→ WHAT THE TASK ASKS
Repeat the whole listing below precisely. Omit all pictures.

→ EXTRACTED MATERIAL

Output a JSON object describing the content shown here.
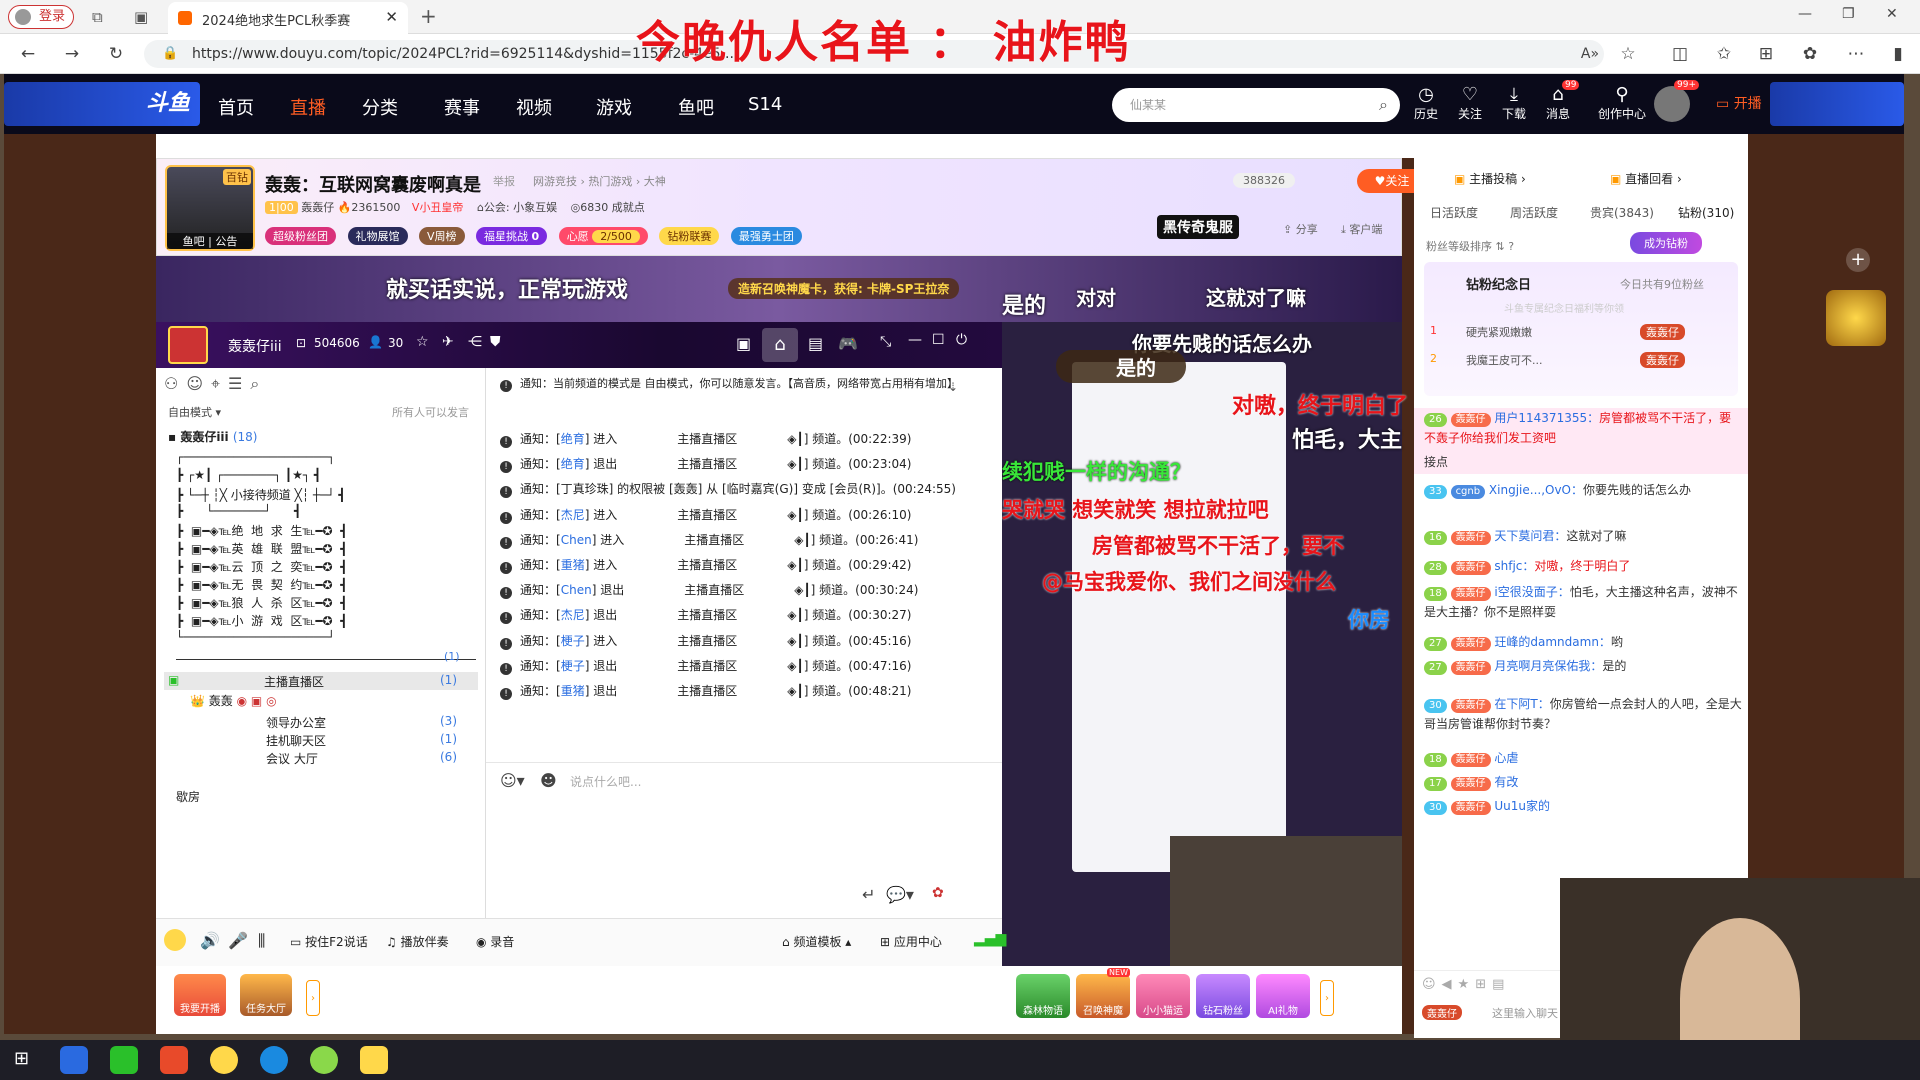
{
  "browser": {
    "login": "登录",
    "tab_title": "2024绝地求生PCL秋季赛",
    "url": "https://www.douyu.com/topic/2024PCL?rid=6925114&dyshid=1155f2c-4e5...",
    "overlay_title": "今晚仇人名单 ： 油炸鸭"
  },
  "nav": {
    "items": [
      "首页",
      "直播",
      "分类",
      "赛事",
      "视频",
      "游戏",
      "鱼吧",
      "S14"
    ],
    "search_placeholder": "仙某某",
    "icons": [
      {
        "label": "历史",
        "icon": "history-icon"
      },
      {
        "label": "关注",
        "icon": "heart-icon"
      },
      {
        "label": "下载",
        "icon": "download-icon"
      },
      {
        "label": "消息",
        "icon": "bell-icon"
      },
      {
        "label": "创作中心",
        "icon": "pin-icon"
      }
    ],
    "msg_badge": "99",
    "avatar_badge": "99+",
    "live_btn": "开播"
  },
  "room": {
    "title": "轰轰：互联网窝囊废啊真是",
    "report": "举报",
    "category": "网游竞技 › 热门游戏 › 大神",
    "streamer": "轰轰仔",
    "fans": "2361500",
    "tag": "小丑皇帝",
    "guild": "公会: 小象互娱",
    "achievements": "6830 成就点",
    "count": "388326",
    "follow": "关注",
    "share": "分享",
    "client": "客户端",
    "tags": [
      "超级粉丝团",
      "礼物展馆",
      "V周榜",
      "福星挑战",
      "心愿",
      "2/500",
      "钻粉联赛",
      "最强勇士团"
    ],
    "fuxing_val": "0",
    "avatar_caption": "鱼吧 | 公告",
    "badge": "百钻",
    "heichuan": "黑传奇鬼服"
  },
  "danmu_top": [
    "就买话实说，正常玩游戏",
    "造新召唤神魔卡，获得: 卡牌-SP王拉奈",
    "是的",
    "对对",
    "这就对了嘛"
  ],
  "yy": {
    "channel_name": "轰轰仔iii",
    "channel_id": "504606",
    "online": "30",
    "mode": "自由模式",
    "mode_right": "所有人可以发言",
    "tree_root": "轰轰仔iii",
    "tree_root_count": "(18)",
    "tree": [
      "┌────────────────────┐",
      "┣ ┌★┃ ┌───────┐ ┃★┐ ┫",
      "┣ └─┼ ┆╳ 小接待频道 ╳┆ ┼─┘ ┫",
      "┣      └───────┘      ┫",
      "┣  ▣━◈℡绝  地  求  生℡━✪  ┫",
      "┣  ▣━◈℡英  雄  联  盟℡━✪  ┫",
      "┣  ▣━◈℡云  顶  之  奕℡━✪  ┫",
      "┣  ▣━◈℡无  畏  契  约℡━✪  ┫",
      "┣  ▣━◈℡狼  人  杀  区℡━✪  ┫",
      "┣  ▣━◈℡小  游  戏  区℡━✪  ┫",
      "└────────────────────┘"
    ],
    "tree_sep_count": "(1)",
    "main_channel": "主播直播区",
    "main_count": "(1)",
    "main_user": "轰轰",
    "subs": [
      {
        "name": "领导办公室",
        "count": "(3)"
      },
      {
        "name": "挂机聊天区",
        "count": "(1)"
      },
      {
        "name": "会议  大厅",
        "count": "(6)"
      }
    ],
    "last_item": "歇房",
    "notice_head": "通知：当前频道的模式是 自由模式，你可以随意发言。【高音质，网络带宽占用稍有增加】",
    "notices": [
      {
        "user": "绝育",
        "act": "进入",
        "time": "(00:22:39)"
      },
      {
        "user": "绝育",
        "act": "退出",
        "time": "(00:23:04)"
      },
      {
        "user": "",
        "act": "perm",
        "time": "(00:24:55)"
      },
      {
        "user": "杰尼",
        "act": "进入",
        "time": "(00:26:10)"
      },
      {
        "user": "Chen",
        "act": "进入",
        "time": "(00:26:41)"
      },
      {
        "user": "重猪",
        "act": "进入",
        "time": "(00:29:42)"
      },
      {
        "user": "Chen",
        "act": "退出",
        "time": "(00:30:24)"
      },
      {
        "user": "杰尼",
        "act": "退出",
        "time": "(00:30:27)"
      },
      {
        "user": "梗子",
        "act": "进入",
        "time": "(00:45:16)"
      },
      {
        "user": "梗子",
        "act": "退出",
        "time": "(00:47:16)"
      },
      {
        "user": "重猪",
        "act": "退出",
        "time": "(00:48:21)"
      }
    ],
    "notice_prefix": "通知：",
    "notice_chan": "主播直播区",
    "notice_suffix": "◈┃] 频道。",
    "perm_text": "通知：[丁真珍珠] 的权限被 [轰轰] 从 [临时嘉宾(G)] 变成 [会员(R)]。",
    "input_placeholder": "说点什么吧...",
    "bottom": {
      "ptt": "按住F2说话",
      "music": "播放伴奏",
      "record": "录音",
      "template": "频道模板",
      "apps": "应用中心"
    }
  },
  "stream_overlays": [
    "你要先贱的话怎么办",
    "是的",
    "对嗷，终于明白了",
    "怕毛，大主",
    "续犯贱一样的沟通？",
    "哭就哭 想笑就笑 想拉就拉吧",
    "房管都被骂不干活了，要不",
    "@马宝我爱你、我们之间没什么",
    "你房"
  ],
  "right": {
    "top_tabs": [
      "主播投稿",
      "直播回看"
    ],
    "tabs": [
      "日活跃度",
      "周活跃度",
      "贵宾(3843)",
      "钻粉(310)"
    ],
    "sort": "粉丝等级排序",
    "become": "成为钻粉",
    "memorial": "钻粉纪念日",
    "memorial_info": "今日共有9位粉丝",
    "memorial_sub": "斗鱼专属纪念日福利等你领",
    "ranks": [
      {
        "n": "1",
        "name": "硬壳紧观嫩嫩"
      },
      {
        "n": "2",
        "name": "我魔王皮可不..."
      }
    ],
    "rank_badge": "轰轰仔",
    "messages": [
      {
        "lvl": "26",
        "user": "用户114371355：",
        "text": "房管都被骂不干活了，要不轰子你给我们发工资吧"
      },
      {
        "lvl": "",
        "user": "",
        "text": "接点"
      },
      {
        "lvl": "33",
        "fan": "cgnb",
        "user": "Xingjie...,OvO：",
        "text": "你要先贱的话怎么办"
      },
      {
        "lvl": "16",
        "user": "天下莫问君：",
        "text": "这就对了嘛"
      },
      {
        "lvl": "28",
        "user": "shfjc：",
        "text": "对嗷，终于明白了"
      },
      {
        "lvl": "18",
        "user": "i空很没面子：",
        "text": "怕毛，大主播这种名声，波神不是大主播？你不是照样耍"
      },
      {
        "lvl": "27",
        "user": "玨峰的damndamn：",
        "text": "哟"
      },
      {
        "lvl": "27",
        "user": "月亮啊月亮保佑我：",
        "text": "是的"
      },
      {
        "lvl": "30",
        "user": "在下阿T：",
        "text": "你房管给一点会封人的人吧，全是大哥当房管谁帮你封节奏？"
      },
      {
        "lvl": "18",
        "user": "心虐",
        "text": ""
      },
      {
        "lvl": "17",
        "user": "有改",
        "text": ""
      },
      {
        "lvl": "30",
        "user": "Uu1u家的",
        "text": ""
      }
    ],
    "fan_name": "轰轰仔",
    "input_placeholder": "这里输入聊天"
  },
  "bottom_bar": {
    "left": [
      "我要开播",
      "任务大厅"
    ],
    "right": [
      "森林物语",
      "召唤神魔",
      "小小猫运",
      "钻石粉丝",
      "AI礼物"
    ],
    "new": "NEW"
  },
  "colors": {
    "brand": "#ff5d23",
    "danmu_red": "#e8141a",
    "danmu_green": "#39e639",
    "danmu_blue": "#1a8cff",
    "dark_header": "#0a0a1a"
  }
}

→ TASK SOLUTION
Output a JSON object describing the content shown here.
{
  "browser": {
    "login": "登录",
    "tab_title": "2024绝地求生PCL秋季赛",
    "url": "https://www.douyu.com/topic/2024PCL?rid=6925114&dyshid=1155f2c-4e5...",
    "overlay_title": "今晚仇人名单 ： 油炸鸭"
  },
  "nav": {
    "items": [
      "首页",
      "直播",
      "分类",
      "赛事",
      "视频",
      "游戏",
      "鱼吧",
      "S14"
    ],
    "search_placeholder": "仙某某",
    "icons": [
      {
        "label": "历史",
        "icon": "history-icon"
      },
      {
        "label": "关注",
        "icon": "heart-icon"
      },
      {
        "label": "下载",
        "icon": "download-icon"
      },
      {
        "label": "消息",
        "icon": "bell-icon"
      },
      {
        "label": "创作中心",
        "icon": "pin-icon"
      }
    ],
    "msg_badge": "99",
    "avatar_badge": "99+",
    "live_btn": "开播"
  },
  "room": {
    "title": "轰轰：互联网窝囊废啊真是",
    "report": "举报",
    "category": "网游竞技 › 热门游戏 › 大神",
    "streamer": "轰轰仔",
    "fans": "2361500",
    "tag": "小丑皇帝",
    "guild": "公会: 小象互娱",
    "achievements": "6830 成就点",
    "count": "388326",
    "follow": "关注",
    "share": "分享",
    "client": "客户端",
    "tags": [
      "超级粉丝团",
      "礼物展馆",
      "V周榜",
      "福星挑战",
      "心愿",
      "2/500",
      "钻粉联赛",
      "最强勇士团"
    ],
    "fuxing_val": "0",
    "avatar_caption": "鱼吧 | 公告",
    "badge": "百钻",
    "heichuan": "黑传奇鬼服"
  },
  "danmu_top": [
    "就买话实说，正常玩游戏",
    "造新召唤神魔卡，获得: 卡牌-SP王拉奈",
    "是的",
    "对对",
    "这就对了嘛"
  ],
  "yy": {
    "channel_name": "轰轰仔iii",
    "channel_id": "504606",
    "online": "30",
    "mode": "自由模式",
    "mode_right": "所有人可以发言",
    "tree_root": "轰轰仔iii",
    "tree_root_count": "(18)",
    "tree": [
      "┌────────────────────┐",
      "┣ ┌★┃ ┌───────┐ ┃★┐ ┫",
      "┣ └─┼ ┆╳ 小接待频道 ╳┆ ┼─┘ ┫",
      "┣      └───────┘      ┫",
      "┣  ▣━◈℡绝  地  求  生℡━✪  ┫",
      "┣  ▣━◈℡英  雄  联  盟℡━✪  ┫",
      "┣  ▣━◈℡云  顶  之  奕℡━✪  ┫",
      "┣  ▣━◈℡无  畏  契  约℡━✪  ┫",
      "┣  ▣━◈℡狼  人  杀  区℡━✪  ┫",
      "┣  ▣━◈℡小  游  戏  区℡━✪  ┫",
      "└────────────────────┘"
    ],
    "tree_sep_count": "(1)",
    "main_channel": "主播直播区",
    "main_count": "(1)",
    "main_user": "轰轰",
    "subs": [
      {
        "name": "领导办公室",
        "count": "(3)"
      },
      {
        "name": "挂机聊天区",
        "count": "(1)"
      },
      {
        "name": "会议  大厅",
        "count": "(6)"
      }
    ],
    "last_item": "歇房",
    "notice_head": "通知：当前频道的模式是 自由模式，你可以随意发言。【高音质，网络带宽占用稍有增加】",
    "notices": [
      {
        "user": "绝育",
        "act": "进入",
        "time": "(00:22:39)"
      },
      {
        "user": "绝育",
        "act": "退出",
        "time": "(00:23:04)"
      },
      {
        "user": "",
        "act": "perm",
        "time": "(00:24:55)"
      },
      {
        "user": "杰尼",
        "act": "进入",
        "time": "(00:26:10)"
      },
      {
        "user": "Chen",
        "act": "进入",
        "time": "(00:26:41)"
      },
      {
        "user": "重猪",
        "act": "进入",
        "time": "(00:29:42)"
      },
      {
        "user": "Chen",
        "act": "退出",
        "time": "(00:30:24)"
      },
      {
        "user": "杰尼",
        "act": "退出",
        "time": "(00:30:27)"
      },
      {
        "user": "梗子",
        "act": "进入",
        "time": "(00:45:16)"
      },
      {
        "user": "梗子",
        "act": "退出",
        "time": "(00:47:16)"
      },
      {
        "user": "重猪",
        "act": "退出",
        "time": "(00:48:21)"
      }
    ],
    "notice_prefix": "通知：",
    "notice_chan": "主播直播区",
    "notice_suffix": "◈┃] 频道。",
    "perm_text": "通知：[丁真珍珠] 的权限被 [轰轰] 从 [临时嘉宾(G)] 变成 [会员(R)]。",
    "input_placeholder": "说点什么吧...",
    "bottom": {
      "ptt": "按住F2说话",
      "music": "播放伴奏",
      "record": "录音",
      "template": "频道模板",
      "apps": "应用中心"
    }
  },
  "stream_overlays": [
    "你要先贱的话怎么办",
    "是的",
    "对嗷，终于明白了",
    "怕毛，大主",
    "续犯贱一样的沟通？",
    "哭就哭 想笑就笑 想拉就拉吧",
    "房管都被骂不干活了，要不",
    "@马宝我爱你、我们之间没什么",
    "你房"
  ],
  "right": {
    "top_tabs": [
      "主播投稿",
      "直播回看"
    ],
    "tabs": [
      "日活跃度",
      "周活跃度",
      "贵宾(3843)",
      "钻粉(310)"
    ],
    "sort": "粉丝等级排序",
    "become": "成为钻粉",
    "memorial": "钻粉纪念日",
    "memorial_info": "今日共有9位粉丝",
    "memorial_sub": "斗鱼专属纪念日福利等你领",
    "ranks": [
      {
        "n": "1",
        "name": "硬壳紧观嫩嫩"
      },
      {
        "n": "2",
        "name": "我魔王皮可不..."
      }
    ],
    "rank_badge": "轰轰仔",
    "messages": [
      {
        "lvl": "26",
        "user": "用户114371355：",
        "text": "房管都被骂不干活了，要不轰子你给我们发工资吧"
      },
      {
        "lvl": "",
        "user": "",
        "text": "接点"
      },
      {
        "lvl": "33",
        "fan": "cgnb",
        "user": "Xingjie...,OvO：",
        "text": "你要先贱的话怎么办"
      },
      {
        "lvl": "16",
        "user": "天下莫问君：",
        "text": "这就对了嘛"
      },
      {
        "lvl": "28",
        "user": "shfjc：",
        "text": "对嗷，终于明白了"
      },
      {
        "lvl": "18",
        "user": "i空很没面子：",
        "text": "怕毛，大主播这种名声，波神不是大主播？你不是照样耍"
      },
      {
        "lvl": "27",
        "user": "玨峰的damndamn：",
        "text": "哟"
      },
      {
        "lvl": "27",
        "user": "月亮啊月亮保佑我：",
        "text": "是的"
      },
      {
        "lvl": "30",
        "user": "在下阿T：",
        "text": "你房管给一点会封人的人吧，全是大哥当房管谁帮你封节奏？"
      },
      {
        "lvl": "18",
        "user": "心虐",
        "text": ""
      },
      {
        "lvl": "17",
        "user": "有改",
        "text": ""
      },
      {
        "lvl": "30",
        "user": "Uu1u家的",
        "text": ""
      }
    ],
    "fan_name": "轰轰仔",
    "input_placeholder": "这里输入聊天"
  },
  "bottom_bar": {
    "left": [
      "我要开播",
      "任务大厅"
    ],
    "right": [
      "森林物语",
      "召唤神魔",
      "小小猫运",
      "钻石粉丝",
      "AI礼物"
    ],
    "new": "NEW"
  },
  "colors": {
    "brand": "#ff5d23",
    "danmu_red": "#e8141a",
    "danmu_green": "#39e639",
    "danmu_blue": "#1a8cff",
    "dark_header": "#0a0a1a"
  }
}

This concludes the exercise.